But pride may teach me to forget thee. Yet all this giddy waste of years,
This tiresome round of palling pleasures, These varied loves, these matron's fears,
These thoughtless strains to passion's measures,
If thou wert mine, had all been hush'd;
This cheek, now pale from early riot, With Passion's hectic ne'er had flush'd,
But bloom'd in calm domestic quiet. Yes, once the rural scene was sweet,
For nature seem'd to smile before thee; And once my breast abhorr'd deceit,
For then it beat but to adore thee.
But now I seek for other joys;

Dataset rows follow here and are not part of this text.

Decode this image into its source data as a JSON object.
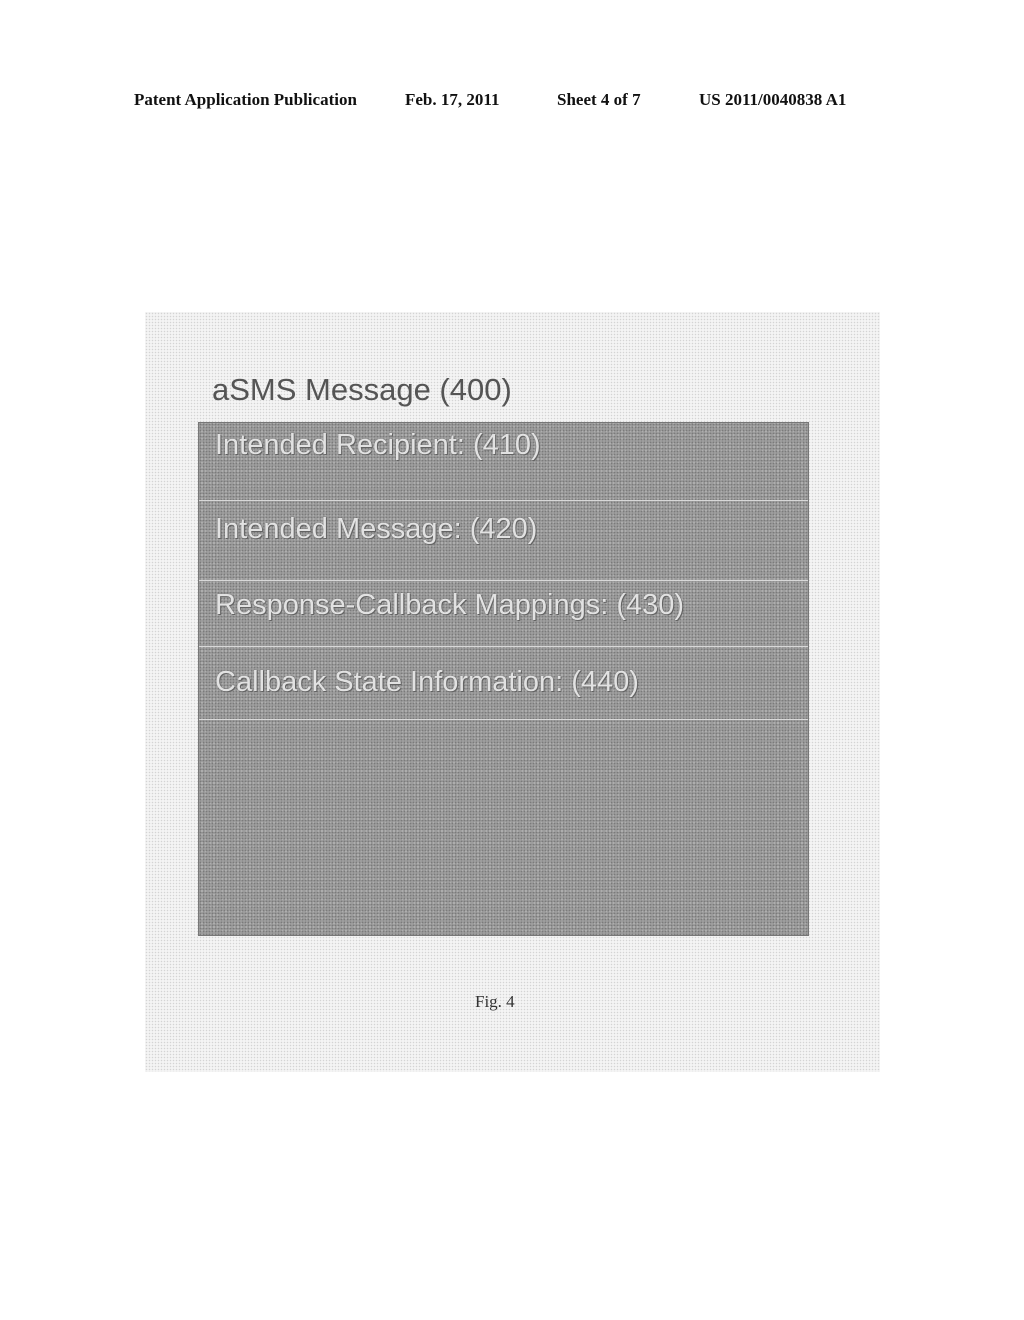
{
  "header": {
    "publication_type": "Patent Application Publication",
    "date": "Feb. 17, 2011",
    "sheet": "Sheet 4 of 7",
    "patent_number": "US 2011/0040838 A1"
  },
  "figure": {
    "title": "aSMS Message (400)",
    "rows": [
      {
        "label": "Intended Recipient: (410)"
      },
      {
        "label": "Intended Message: (420)"
      },
      {
        "label": "Response-Callback Mappings: (430)"
      },
      {
        "label": "Callback State Information: (440)"
      }
    ],
    "caption": "Fig. 4"
  }
}
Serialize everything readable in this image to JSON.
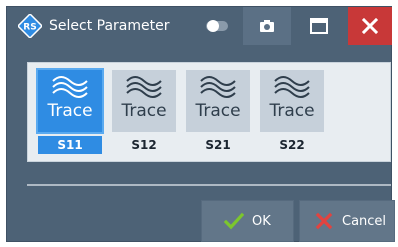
{
  "window": {
    "title": "Select Parameter"
  },
  "titlebar": {
    "toggle_icon": "toggle-icon",
    "camera_icon": "camera-icon",
    "maximize_icon": "maximize-icon",
    "close_icon": "close-icon",
    "close_color": "#c83838"
  },
  "tiles": [
    {
      "trace_label": "Trace",
      "param": "S11",
      "selected": true
    },
    {
      "trace_label": "Trace",
      "param": "S12",
      "selected": false
    },
    {
      "trace_label": "Trace",
      "param": "S21",
      "selected": false
    },
    {
      "trace_label": "Trace",
      "param": "S22",
      "selected": false
    }
  ],
  "footer": {
    "ok_label": "OK",
    "cancel_label": "Cancel",
    "ok_icon": "check-icon",
    "cancel_icon": "x-icon"
  },
  "colors": {
    "accent": "#2f8ce3",
    "titlebar": "#4d6276",
    "ok_check": "#7cc62d",
    "cancel_x": "#e2433f"
  }
}
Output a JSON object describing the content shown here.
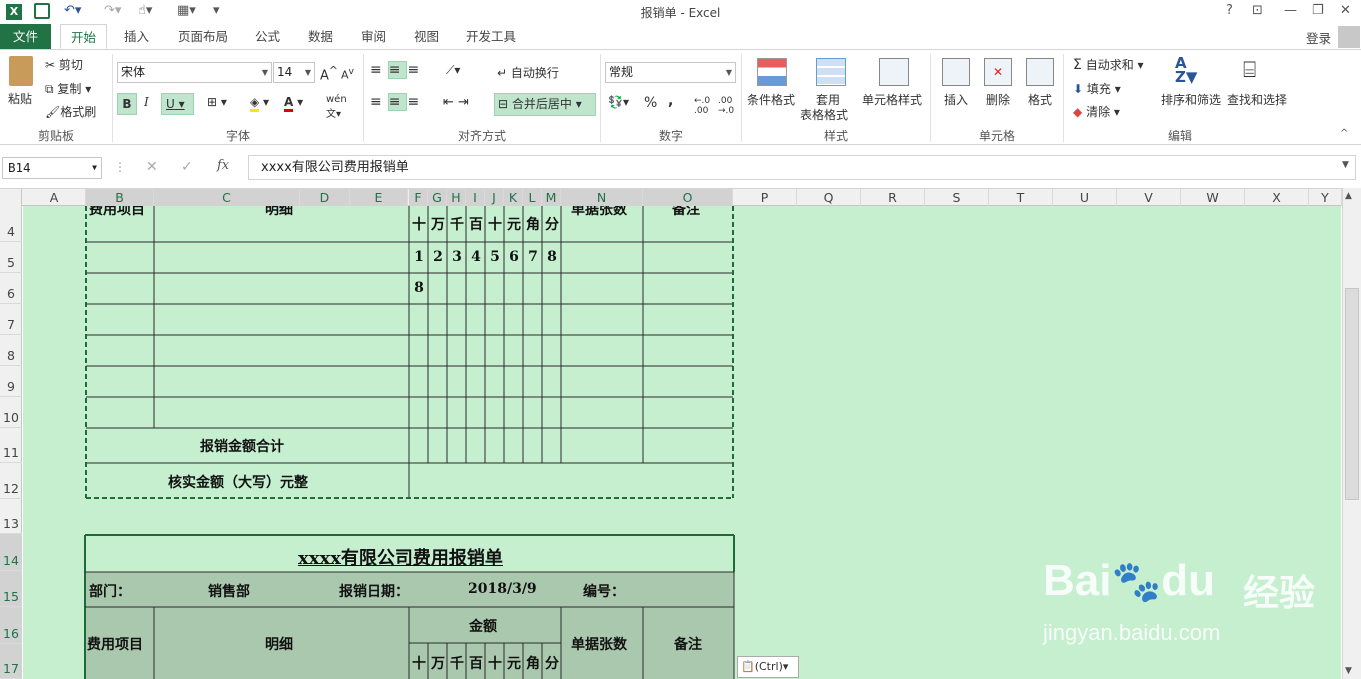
{
  "window": {
    "title": "报销单 - Excel",
    "help": "?",
    "user": "登录"
  },
  "tabs": [
    "文件",
    "开始",
    "插入",
    "页面布局",
    "公式",
    "数据",
    "审阅",
    "视图",
    "开发工具"
  ],
  "ribbon": {
    "clipboard": {
      "paste": "粘贴",
      "cut": "剪切",
      "copy": "复制",
      "format_painter": "格式刷",
      "label": "剪贴板"
    },
    "font": {
      "name": "宋体",
      "size": "14",
      "bold": "B",
      "italic": "I",
      "underline": "U",
      "label": "字体",
      "pinyin": "wén"
    },
    "alignment": {
      "wrap": "自动换行",
      "merge": "合并后居中",
      "label": "对齐方式"
    },
    "number": {
      "format": "常规",
      "percent": "%",
      "comma": ",",
      "label": "数字"
    },
    "styles": {
      "conditional": "条件格式",
      "table_line1": "套用",
      "table_line2": "表格格式",
      "cell_styles": "单元格样式",
      "label": "样式"
    },
    "cells": {
      "insert": "插入",
      "delete": "删除",
      "format": "格式",
      "label": "单元格"
    },
    "editing": {
      "autosum": "自动求和",
      "fill": "填充",
      "clear": "清除",
      "sort": "排序和筛选",
      "find": "查找和选择",
      "label": "编辑"
    }
  },
  "formula_bar": {
    "name_box": "B14",
    "fx": "fx",
    "content": "xxxx有限公司费用报销单"
  },
  "columns": [
    "A",
    "B",
    "C",
    "D",
    "E",
    "F",
    "G",
    "H",
    "I",
    "J",
    "K",
    "L",
    "M",
    "N",
    "O",
    "P",
    "Q",
    "R",
    "S",
    "T",
    "U",
    "V",
    "W",
    "X",
    "Y"
  ],
  "rows": [
    "4",
    "5",
    "6",
    "7",
    "8",
    "9",
    "10",
    "11",
    "12",
    "13",
    "14",
    "15",
    "16",
    "17"
  ],
  "top_table": {
    "partial_header": {
      "col_b": "费用项目",
      "col_c": "明细",
      "col_n": "单据张数",
      "col_o": "备注"
    },
    "units": [
      "十",
      "万",
      "千",
      "百",
      "十",
      "元",
      "角",
      "分"
    ],
    "row5_digits": [
      "1",
      "2",
      "3",
      "4",
      "5",
      "6",
      "7",
      "8"
    ],
    "row6_digits": [
      "8"
    ],
    "total_label": "报销金额合计",
    "verified_label": "核实金额（大写）元整"
  },
  "bottom_table": {
    "title": "xxxx有限公司费用报销单",
    "dept_label": "部门：",
    "dept_value": "销售部",
    "date_label": "报销日期：",
    "date_value": "2018/3/9",
    "number_label": "编号：",
    "col_item": "费用项目",
    "col_detail": "明细",
    "col_amount": "金额",
    "col_receipts": "单据张数",
    "col_remark": "备注",
    "units": [
      "十",
      "万",
      "千",
      "百",
      "十",
      "元",
      "角",
      "分"
    ]
  },
  "paste_options": "(Ctrl)",
  "watermark": {
    "brand": "Bai",
    "brand2": "du",
    "cn": "经验",
    "url": "jingyan.baidu.com"
  },
  "colors": {
    "excel_green": "#217346",
    "sheet_bg": "#c6efd0",
    "header_band": "#a9c8ad"
  }
}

To think would drive my soul to madness; In thoughtless throngs and empty noise, I conquer half my bosom's sadness.
Yet even in these a thought will steal,
In spite of every vain endeavour; And fiends might pity what I feel, To know that thou art lost for ever.
I WOULD I were a careless child,
Or bounding o'er the dark blue wave. The cumbrous pomp of Saxon' pride Accords not with the free-born soul, Which loves the mountain's craggy side,
And seeks the rocks where billows roll. Fortune! take back these cultured lands, Take back this name of splendid sound! hate the touch of servile hands
I hate the slaves that cringe around:
1 Sassenagh, or Saxon, a Gaelic word signifying either Lowland or English.